India's top court Tuesday rejected a French request to release from prison a Frenchwoman wanted in Chile over the assassination of a key supporter of General Pinochet's military regime.
Chile is seeking the extradition of Marie-Emmanuelle Verhoeven, 56, for her alleged role in a conspiracy to kill Senator Jaime Guzman Errazuriz on April 1, 1991.
Indian police arrested her on February 16 as she entered the country from Nepal, and she has been held in Delhi's notorious Tihar Jail ever since.
The French embassy had told the Supreme Court it would ensure she remained in India if it released her into its custody pending an extradition hearing.

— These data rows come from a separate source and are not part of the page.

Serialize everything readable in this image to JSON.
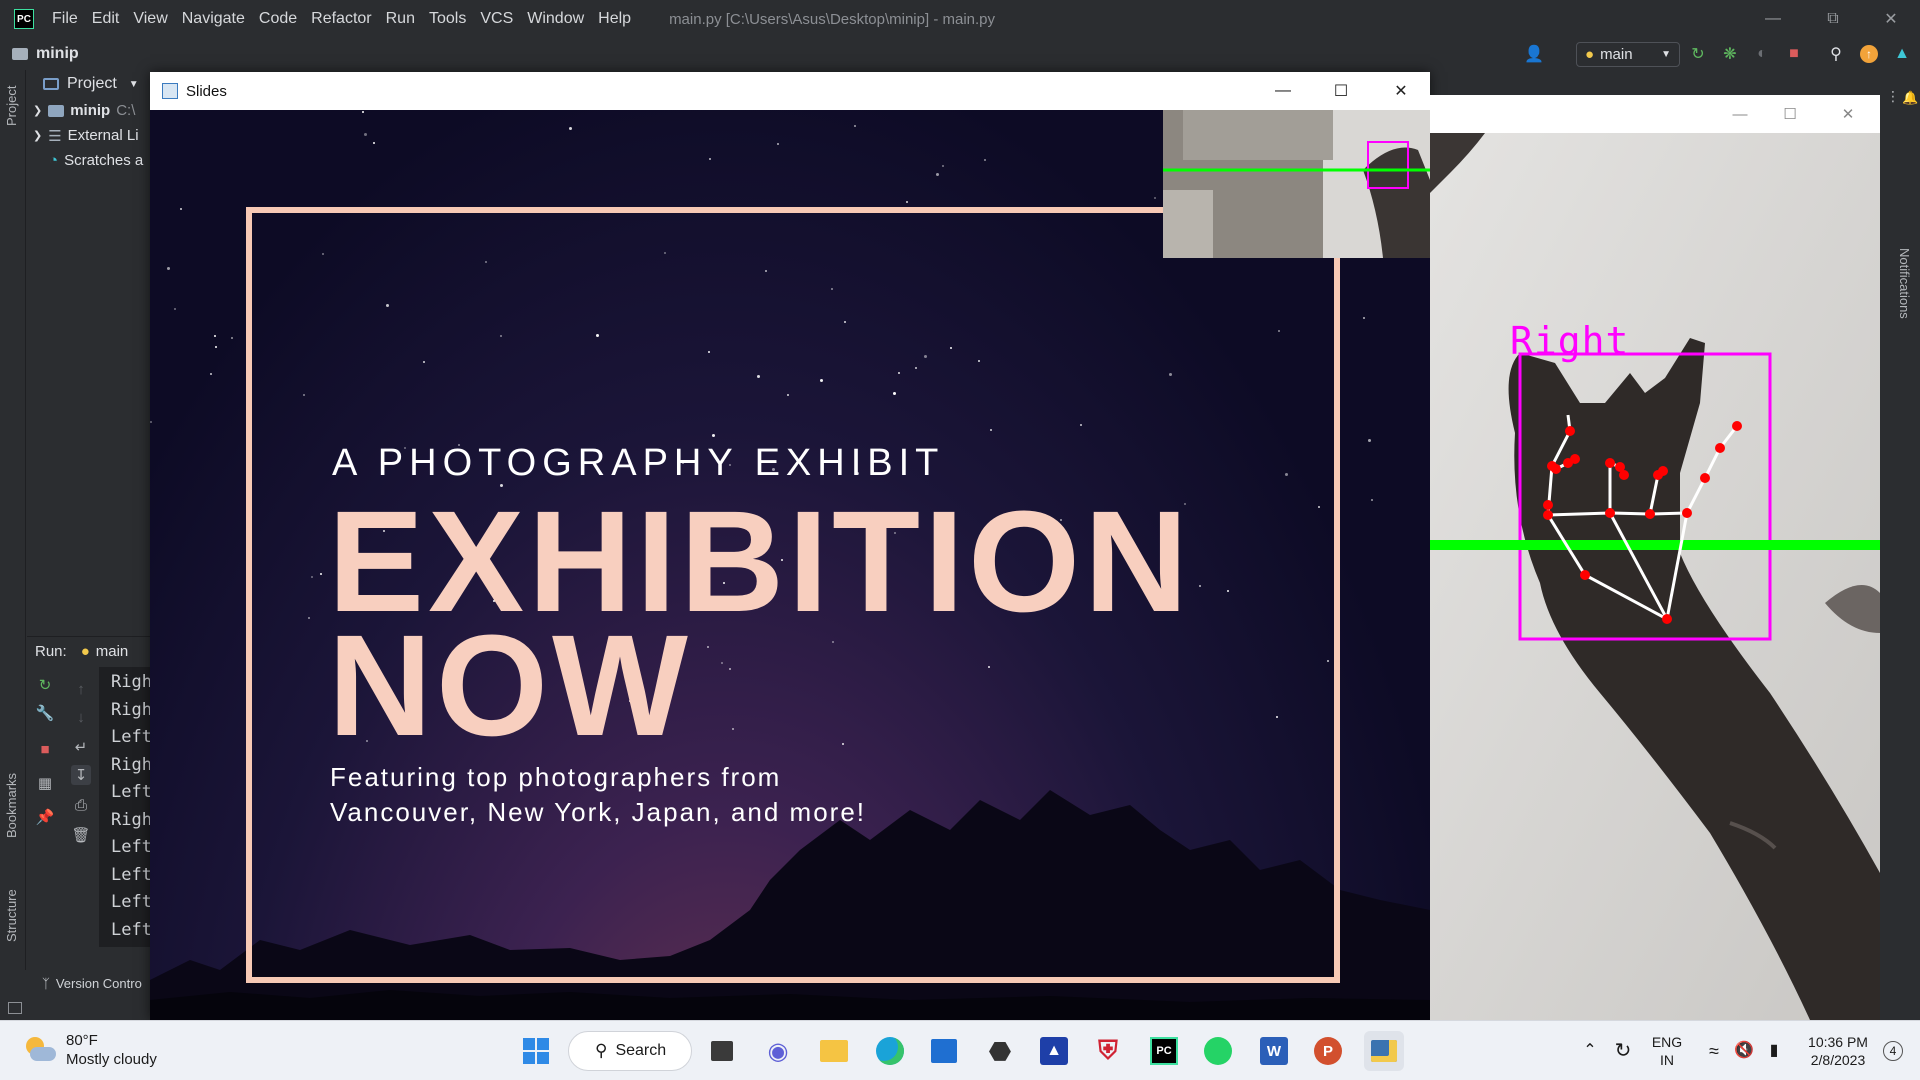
{
  "ide": {
    "menu": [
      "File",
      "Edit",
      "View",
      "Navigate",
      "Code",
      "Refactor",
      "Run",
      "Tools",
      "VCS",
      "Window",
      "Help"
    ],
    "window_title": "main.py [C:\\Users\\Asus\\Desktop\\minip] - main.py",
    "logo": "PC",
    "project_name": "minip",
    "run_config": "main",
    "left_stripe": {
      "project": "Project",
      "bookmarks": "Bookmarks",
      "structure": "Structure"
    },
    "right_stripe": {
      "notifications": "Notifications"
    },
    "project_panel": {
      "header": "Project",
      "tree": [
        {
          "label": "minip",
          "path": "C:\\"
        },
        {
          "label": "External Li"
        },
        {
          "label": "Scratches a"
        }
      ]
    },
    "run_panel": {
      "label": "Run:",
      "tab": "main",
      "console_lines": [
        "Righ",
        "Righ",
        "Left",
        "Righ",
        "Left",
        "Righ",
        "Left",
        "Left",
        "Left",
        "Left"
      ]
    },
    "status": {
      "version_control": "Version Contro"
    }
  },
  "slides_window": {
    "title": "Slides",
    "slide": {
      "kicker": "A PHOTOGRAPHY EXHIBIT",
      "headline_line1": "EXHIBITION",
      "headline_line2": "NOW",
      "subtitle_line1": "Featuring top photographers from",
      "subtitle_line2": "Vancouver, New York, Japan, and more!"
    }
  },
  "camera_window": {
    "hand_label": "Right",
    "colors": {
      "bbox": "#ff00ff",
      "landmark": "#ff0000",
      "threshold_line": "#00ff00"
    }
  },
  "taskbar": {
    "weather": {
      "temp": "80°F",
      "condition": "Mostly cloudy"
    },
    "search_label": "Search",
    "language": {
      "line1": "ENG",
      "line2": "IN"
    },
    "clock": {
      "time": "10:36 PM",
      "date": "2/8/2023"
    },
    "notification_count": "4"
  }
}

But on Tuesday the court dismissed the plea, questioning the embassy's ability to uphold such a guarantee.
"The Frenchwoman is accused of terror activity, murder and being a part of a subversive group that killed a senator," said Justice T.S. Thakur.
"What can the French government do if she flees despite the guarantee? We will not make any interim arrangement."
Lawyers for Verhoeven have argued that her arrest and detention were illegal and she should be released immediately. The Supreme Court will take up her case again on December 8.
She was arrested in India on the basis of an Interpol notice for her detention issued at Chile's request, but Interpol later cancelled the notice.
The Delhi High Court in September ruled in favour of Verhoeven's immediate release, saying the extradition request was illegal, but shortly afterwards she was re-arrested in prison.
A native of Nantes in western France, Verhoeven had been arrested in the German city of Hamburg in January 2014 and detained for four months.
But Germany rejected Chile's request to extradite her -- something her Indian lawyers are pointing to as they try to thwart her extradition this time around.
Verhoeven lived in Chile from 1985 to 1995 and worked to promote human rights there, before returning to France.
She says she is the victim of a "political vendetta" against her.
© 2015 AFP